Energiewende can become "export hit" for Germany – op-ed by foreign minister
Many countries see Germany as a pioneer of the energy transition and the government will make greater use of this role to push action also on an international scale, writes German foreign minister Heiko Maas in an op-ed in the WirtschaftsWoche. “What we in Germany have embarked upon with the Energiewende is now taking place on a much larger scale worldwide,” writes Maas. In order to make its trademark Energiewende an export hit, Germany must continue on its own path, deal with the security policy implications of climate change, continue to offer partnerships to help countries with their transitions, support regional energy networks, and push for global standards for renewable energy production. This transition creates big opportunities, not just for pioneers such as Germany or China, but also for “many developing countries,” where energy from the sun, wind and water offers the chance to skip the fossil age, reduce dependencies and secure the energy supply of the population and the economy, writes Maas.

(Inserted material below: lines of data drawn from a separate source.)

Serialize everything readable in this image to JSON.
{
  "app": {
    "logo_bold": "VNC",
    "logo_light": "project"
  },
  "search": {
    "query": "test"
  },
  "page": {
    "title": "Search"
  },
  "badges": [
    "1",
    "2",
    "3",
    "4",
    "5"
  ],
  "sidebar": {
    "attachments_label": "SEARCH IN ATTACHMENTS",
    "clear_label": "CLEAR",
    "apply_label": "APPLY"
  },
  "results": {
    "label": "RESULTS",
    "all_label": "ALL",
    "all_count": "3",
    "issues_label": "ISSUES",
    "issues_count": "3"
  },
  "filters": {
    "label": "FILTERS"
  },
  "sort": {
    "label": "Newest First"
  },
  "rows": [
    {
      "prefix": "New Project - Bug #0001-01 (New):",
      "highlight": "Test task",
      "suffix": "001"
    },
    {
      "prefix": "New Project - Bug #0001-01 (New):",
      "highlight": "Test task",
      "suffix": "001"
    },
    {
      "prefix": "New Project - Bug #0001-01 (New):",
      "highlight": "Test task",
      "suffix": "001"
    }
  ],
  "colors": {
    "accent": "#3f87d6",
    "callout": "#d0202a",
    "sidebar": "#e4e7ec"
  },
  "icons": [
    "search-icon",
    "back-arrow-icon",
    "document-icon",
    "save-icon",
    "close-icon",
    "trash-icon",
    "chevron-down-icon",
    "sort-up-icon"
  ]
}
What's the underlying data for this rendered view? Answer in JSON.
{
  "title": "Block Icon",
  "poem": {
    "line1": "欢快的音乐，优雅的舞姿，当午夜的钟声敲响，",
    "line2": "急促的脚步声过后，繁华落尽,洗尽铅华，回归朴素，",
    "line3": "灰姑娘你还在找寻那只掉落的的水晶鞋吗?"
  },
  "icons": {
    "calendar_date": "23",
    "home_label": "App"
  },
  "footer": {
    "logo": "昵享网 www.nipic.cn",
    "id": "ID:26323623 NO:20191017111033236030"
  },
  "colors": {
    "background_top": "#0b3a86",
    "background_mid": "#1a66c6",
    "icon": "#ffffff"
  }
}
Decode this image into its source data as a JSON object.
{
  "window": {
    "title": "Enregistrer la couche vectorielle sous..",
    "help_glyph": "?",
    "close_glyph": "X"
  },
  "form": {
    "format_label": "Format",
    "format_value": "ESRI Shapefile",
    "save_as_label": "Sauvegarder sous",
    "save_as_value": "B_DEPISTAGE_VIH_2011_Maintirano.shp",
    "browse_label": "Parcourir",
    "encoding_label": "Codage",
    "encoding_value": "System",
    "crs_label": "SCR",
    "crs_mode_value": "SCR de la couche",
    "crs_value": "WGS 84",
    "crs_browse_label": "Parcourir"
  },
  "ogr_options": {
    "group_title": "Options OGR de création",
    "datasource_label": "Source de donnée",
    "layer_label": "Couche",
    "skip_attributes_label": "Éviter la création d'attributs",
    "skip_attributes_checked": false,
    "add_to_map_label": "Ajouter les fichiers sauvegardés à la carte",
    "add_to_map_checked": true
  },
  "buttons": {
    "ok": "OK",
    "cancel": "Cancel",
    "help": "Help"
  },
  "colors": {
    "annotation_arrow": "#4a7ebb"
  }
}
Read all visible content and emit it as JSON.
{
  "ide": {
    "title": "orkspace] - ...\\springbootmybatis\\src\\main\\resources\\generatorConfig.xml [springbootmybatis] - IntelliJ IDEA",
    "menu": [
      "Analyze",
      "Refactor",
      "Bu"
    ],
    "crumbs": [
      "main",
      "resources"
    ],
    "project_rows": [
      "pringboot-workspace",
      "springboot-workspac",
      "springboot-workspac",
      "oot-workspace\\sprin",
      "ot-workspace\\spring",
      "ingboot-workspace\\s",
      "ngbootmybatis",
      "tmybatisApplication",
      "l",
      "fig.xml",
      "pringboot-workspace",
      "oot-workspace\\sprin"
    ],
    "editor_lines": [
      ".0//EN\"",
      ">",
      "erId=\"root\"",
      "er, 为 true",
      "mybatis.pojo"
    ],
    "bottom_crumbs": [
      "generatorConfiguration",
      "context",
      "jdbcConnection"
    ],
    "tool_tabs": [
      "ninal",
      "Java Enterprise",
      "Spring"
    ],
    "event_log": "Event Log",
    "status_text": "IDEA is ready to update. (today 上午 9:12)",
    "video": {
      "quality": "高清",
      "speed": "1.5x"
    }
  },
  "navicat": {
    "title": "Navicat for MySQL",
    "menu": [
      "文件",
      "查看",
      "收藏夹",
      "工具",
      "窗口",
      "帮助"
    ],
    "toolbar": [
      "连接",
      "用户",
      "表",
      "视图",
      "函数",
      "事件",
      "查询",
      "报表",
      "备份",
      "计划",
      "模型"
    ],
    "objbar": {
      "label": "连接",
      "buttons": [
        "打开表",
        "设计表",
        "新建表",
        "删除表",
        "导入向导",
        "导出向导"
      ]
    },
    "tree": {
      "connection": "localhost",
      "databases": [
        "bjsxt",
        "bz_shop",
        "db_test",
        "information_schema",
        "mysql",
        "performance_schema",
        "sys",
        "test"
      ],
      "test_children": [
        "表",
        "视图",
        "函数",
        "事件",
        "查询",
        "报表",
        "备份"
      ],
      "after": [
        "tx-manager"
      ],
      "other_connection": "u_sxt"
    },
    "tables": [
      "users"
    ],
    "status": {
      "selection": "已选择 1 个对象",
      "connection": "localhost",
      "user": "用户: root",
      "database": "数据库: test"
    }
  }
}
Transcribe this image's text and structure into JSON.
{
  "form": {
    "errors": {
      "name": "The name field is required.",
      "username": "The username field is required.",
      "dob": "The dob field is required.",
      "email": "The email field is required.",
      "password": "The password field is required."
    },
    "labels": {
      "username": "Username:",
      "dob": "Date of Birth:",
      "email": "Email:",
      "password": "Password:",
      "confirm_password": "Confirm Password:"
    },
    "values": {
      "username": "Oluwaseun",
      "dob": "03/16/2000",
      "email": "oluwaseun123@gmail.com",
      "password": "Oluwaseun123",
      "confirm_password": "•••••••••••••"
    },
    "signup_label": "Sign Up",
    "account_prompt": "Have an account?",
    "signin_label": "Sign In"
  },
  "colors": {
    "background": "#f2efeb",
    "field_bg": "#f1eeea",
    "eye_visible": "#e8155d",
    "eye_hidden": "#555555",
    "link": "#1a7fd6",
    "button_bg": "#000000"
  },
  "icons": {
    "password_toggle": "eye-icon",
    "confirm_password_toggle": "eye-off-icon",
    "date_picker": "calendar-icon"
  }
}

The German government invites high-level policymakers and other international guests to the Berlin Energy Transition Dialogue next week (9-10 April) -- an annual international forum for key stakeholders from the energy sector. Germany, which started its two-year term as a non-permanent member of the United Nations' Security Council (UNSC) at the beginning of 2019, has made the security implications of the world's changing climate one of its priorities for 2019-2020. It currently holds the one-month presidency of the UNSC.